First and foremost, start being mindful of how you are breathing. Shut your mouth when you aren’t talking or eating. Imagine your jaw being glued together. It is that important to breath through your nose. This will naturally eliminate congestion. It will not build up while there is constant air flow through the nasal passages. Additionally, your nasal passages will be generating nitric oxide while you are using your nose which gives you the benefit of killing off harmful bacteria.

Second step is to slow down your breathing. The proper breathing technique is a slow, diaphragmatic breath. You can easily accomplish this with a breathing device. There are a few of them on the market. I started using the BreathSlim device to lengthen my breaths and extract as much oxygen from my breath. The BreathSlim device does require that you use your mouth, but it is not to be used for the whole day. In fact, fifteen minute sessions multiple times per day will get you in the habit of breathing slower.  
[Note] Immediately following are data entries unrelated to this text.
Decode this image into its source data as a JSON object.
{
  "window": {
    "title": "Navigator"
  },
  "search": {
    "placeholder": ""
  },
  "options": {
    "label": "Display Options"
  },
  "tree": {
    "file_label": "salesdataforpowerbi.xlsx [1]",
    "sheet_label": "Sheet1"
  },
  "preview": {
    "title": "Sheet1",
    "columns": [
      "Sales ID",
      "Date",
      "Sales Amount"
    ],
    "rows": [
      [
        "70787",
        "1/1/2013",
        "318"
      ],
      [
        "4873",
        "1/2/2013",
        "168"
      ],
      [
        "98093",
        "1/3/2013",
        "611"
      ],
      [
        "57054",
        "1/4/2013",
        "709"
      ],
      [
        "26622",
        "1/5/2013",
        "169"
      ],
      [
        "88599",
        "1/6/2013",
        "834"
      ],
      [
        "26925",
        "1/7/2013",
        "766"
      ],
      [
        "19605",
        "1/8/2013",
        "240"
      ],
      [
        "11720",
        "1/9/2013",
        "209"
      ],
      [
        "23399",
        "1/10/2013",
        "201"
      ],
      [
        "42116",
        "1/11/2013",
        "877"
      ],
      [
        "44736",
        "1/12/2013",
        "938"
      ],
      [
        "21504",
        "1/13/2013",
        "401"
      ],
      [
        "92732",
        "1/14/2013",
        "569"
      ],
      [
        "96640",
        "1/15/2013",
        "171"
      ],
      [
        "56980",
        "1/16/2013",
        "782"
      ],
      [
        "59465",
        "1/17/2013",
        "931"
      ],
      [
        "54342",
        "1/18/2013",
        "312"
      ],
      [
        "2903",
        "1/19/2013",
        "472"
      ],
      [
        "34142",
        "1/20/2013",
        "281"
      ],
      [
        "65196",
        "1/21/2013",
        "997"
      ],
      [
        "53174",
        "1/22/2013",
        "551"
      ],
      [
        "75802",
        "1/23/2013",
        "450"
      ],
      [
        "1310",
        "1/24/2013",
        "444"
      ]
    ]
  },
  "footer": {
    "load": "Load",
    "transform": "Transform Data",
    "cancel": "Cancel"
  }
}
The third step was the most difficult for me. It was to exercise with nasal breathing. I would start to run and get out of breath quickly. Then I would feel panic because my nasal cavity didn’t take in as much air as my mouth and I would think that I needed to open my mouth. Focus on keeping that mouth shut. Slow down the exercise to start. Take frequent breaks if you need to catch your breath while you exercise. Once you have mastered exercising and breathing through the nose, you will discover that you are sleeping better and not getting nearly as many colds as you used to get.

There are a plethora of different exercises that Buteyko teaches. These are the easiest ones to start with. As you get more accustomed to breathing through your nose, you can move on to the more advanced exercises. There are coaches that you can hire if you have a particular disease that you want help addressing.

 

 


Epilepsy Behav. 2010 Aug;18(4):331-4. doi: 10.1016/j.yebeh.2010.05.019. Epub 2010 Jul 13.

Can slow breathing exercises improve seizure control in people with refractory epilepsy? A hypothesis.